Start of EXERCISE MATERIAL

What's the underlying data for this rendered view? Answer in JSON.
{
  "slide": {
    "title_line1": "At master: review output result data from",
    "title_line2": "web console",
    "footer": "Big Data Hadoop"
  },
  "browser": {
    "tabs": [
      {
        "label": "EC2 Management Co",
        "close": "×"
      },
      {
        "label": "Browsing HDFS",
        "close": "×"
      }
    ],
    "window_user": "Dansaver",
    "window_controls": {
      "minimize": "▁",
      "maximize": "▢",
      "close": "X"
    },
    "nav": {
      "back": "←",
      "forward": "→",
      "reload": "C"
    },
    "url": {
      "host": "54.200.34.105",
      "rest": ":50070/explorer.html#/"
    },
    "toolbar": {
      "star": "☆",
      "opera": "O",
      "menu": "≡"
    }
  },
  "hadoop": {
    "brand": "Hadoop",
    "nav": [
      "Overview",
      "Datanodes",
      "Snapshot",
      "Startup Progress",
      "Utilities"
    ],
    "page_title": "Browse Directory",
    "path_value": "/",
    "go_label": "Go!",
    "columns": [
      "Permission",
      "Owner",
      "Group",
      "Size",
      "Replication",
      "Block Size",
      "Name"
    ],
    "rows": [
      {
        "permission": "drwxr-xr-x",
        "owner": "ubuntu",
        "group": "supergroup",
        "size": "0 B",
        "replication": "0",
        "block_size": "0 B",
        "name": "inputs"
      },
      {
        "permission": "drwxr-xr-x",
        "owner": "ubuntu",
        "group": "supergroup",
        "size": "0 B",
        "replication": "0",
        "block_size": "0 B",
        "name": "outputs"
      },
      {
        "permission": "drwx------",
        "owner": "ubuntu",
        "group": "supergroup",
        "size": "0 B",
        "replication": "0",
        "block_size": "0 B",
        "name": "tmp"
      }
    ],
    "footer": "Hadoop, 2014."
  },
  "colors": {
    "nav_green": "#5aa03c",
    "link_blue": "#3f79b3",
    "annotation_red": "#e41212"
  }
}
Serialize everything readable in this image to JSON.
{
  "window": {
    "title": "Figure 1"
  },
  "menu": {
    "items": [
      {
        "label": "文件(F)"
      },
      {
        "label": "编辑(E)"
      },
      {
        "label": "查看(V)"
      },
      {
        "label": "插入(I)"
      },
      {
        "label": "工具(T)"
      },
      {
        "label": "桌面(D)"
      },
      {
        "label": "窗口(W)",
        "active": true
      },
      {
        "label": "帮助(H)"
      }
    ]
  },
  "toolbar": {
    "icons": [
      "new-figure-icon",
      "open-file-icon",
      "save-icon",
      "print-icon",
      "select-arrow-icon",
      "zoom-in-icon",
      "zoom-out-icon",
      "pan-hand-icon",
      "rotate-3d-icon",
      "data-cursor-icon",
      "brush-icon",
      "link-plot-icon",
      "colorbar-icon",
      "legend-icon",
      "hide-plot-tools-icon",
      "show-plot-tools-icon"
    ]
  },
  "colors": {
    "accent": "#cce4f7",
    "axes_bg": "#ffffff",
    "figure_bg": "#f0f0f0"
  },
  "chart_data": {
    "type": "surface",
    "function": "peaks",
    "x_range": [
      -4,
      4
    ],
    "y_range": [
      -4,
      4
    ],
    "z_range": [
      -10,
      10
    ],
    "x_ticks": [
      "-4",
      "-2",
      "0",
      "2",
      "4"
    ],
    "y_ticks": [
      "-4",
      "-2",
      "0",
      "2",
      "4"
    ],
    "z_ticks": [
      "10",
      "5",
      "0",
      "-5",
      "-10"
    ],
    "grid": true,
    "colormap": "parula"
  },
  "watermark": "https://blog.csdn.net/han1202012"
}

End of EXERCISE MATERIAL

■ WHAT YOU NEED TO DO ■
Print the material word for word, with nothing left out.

■ SOLUTION ■
What's the underlying data for this rendered view? Answer in JSON.
{
  "slide": {
    "title_line1": "At master: review output result data from",
    "title_line2": "web console",
    "footer": "Big Data Hadoop"
  },
  "browser": {
    "tabs": [
      {
        "label": "EC2 Management Co",
        "close": "×"
      },
      {
        "label": "Browsing HDFS",
        "close": "×"
      }
    ],
    "window_user": "Dansaver",
    "window_controls": {
      "minimize": "▁",
      "maximize": "▢",
      "close": "X"
    },
    "nav": {
      "back": "←",
      "forward": "→",
      "reload": "C"
    },
    "url": {
      "host": "54.200.34.105",
      "rest": ":50070/explorer.html#/"
    },
    "toolbar": {
      "star": "☆",
      "opera": "O",
      "menu": "≡"
    }
  },
  "hadoop": {
    "brand": "Hadoop",
    "nav": [
      "Overview",
      "Datanodes",
      "Snapshot",
      "Startup Progress",
      "Utilities"
    ],
    "page_title": "Browse Directory",
    "path_value": "/",
    "go_label": "Go!",
    "columns": [
      "Permission",
      "Owner",
      "Group",
      "Size",
      "Replication",
      "Block Size",
      "Name"
    ],
    "rows": [
      {
        "permission": "drwxr-xr-x",
        "owner": "ubuntu",
        "group": "supergroup",
        "size": "0 B",
        "replication": "0",
        "block_size": "0 B",
        "name": "inputs"
      },
      {
        "permission": "drwxr-xr-x",
        "owner": "ubuntu",
        "group": "supergroup",
        "size": "0 B",
        "replication": "0",
        "block_size": "0 B",
        "name": "outputs"
      },
      {
        "permission": "drwx------",
        "owner": "ubuntu",
        "group": "supergroup",
        "size": "0 B",
        "replication": "0",
        "block_size": "0 B",
        "name": "tmp"
      }
    ],
    "footer": "Hadoop, 2014."
  },
  "colors": {
    "nav_green": "#5aa03c",
    "link_blue": "#3f79b3",
    "annotation_red": "#e41212"
  }
}
Serialize everything readable in this image to JSON.
{
  "window": {
    "title": "Figure 1"
  },
  "menu": {
    "items": [
      {
        "label": "文件(F)"
      },
      {
        "label": "编辑(E)"
      },
      {
        "label": "查看(V)"
      },
      {
        "label": "插入(I)"
      },
      {
        "label": "工具(T)"
      },
      {
        "label": "桌面(D)"
      },
      {
        "label": "窗口(W)",
        "active": true
      },
      {
        "label": "帮助(H)"
      }
    ]
  },
  "toolbar": {
    "icons": [
      "new-figure-icon",
      "open-file-icon",
      "save-icon",
      "print-icon",
      "select-arrow-icon",
      "zoom-in-icon",
      "zoom-out-icon",
      "pan-hand-icon",
      "rotate-3d-icon",
      "data-cursor-icon",
      "brush-icon",
      "link-plot-icon",
      "colorbar-icon",
      "legend-icon",
      "hide-plot-tools-icon",
      "show-plot-tools-icon"
    ]
  },
  "colors": {
    "accent": "#cce4f7",
    "axes_bg": "#ffffff",
    "figure_bg": "#f0f0f0"
  },
  "chart_data": {
    "type": "surface",
    "function": "peaks",
    "x_range": [
      -4,
      4
    ],
    "y_range": [
      -4,
      4
    ],
    "z_range": [
      -10,
      10
    ],
    "x_ticks": [
      "-4",
      "-2",
      "0",
      "2",
      "4"
    ],
    "y_ticks": [
      "-4",
      "-2",
      "0",
      "2",
      "4"
    ],
    "z_ticks": [
      "10",
      "5",
      "0",
      "-5",
      "-10"
    ],
    "grid": true,
    "colormap": "parula"
  },
  "watermark": "https://blog.csdn.net/han1202012"
}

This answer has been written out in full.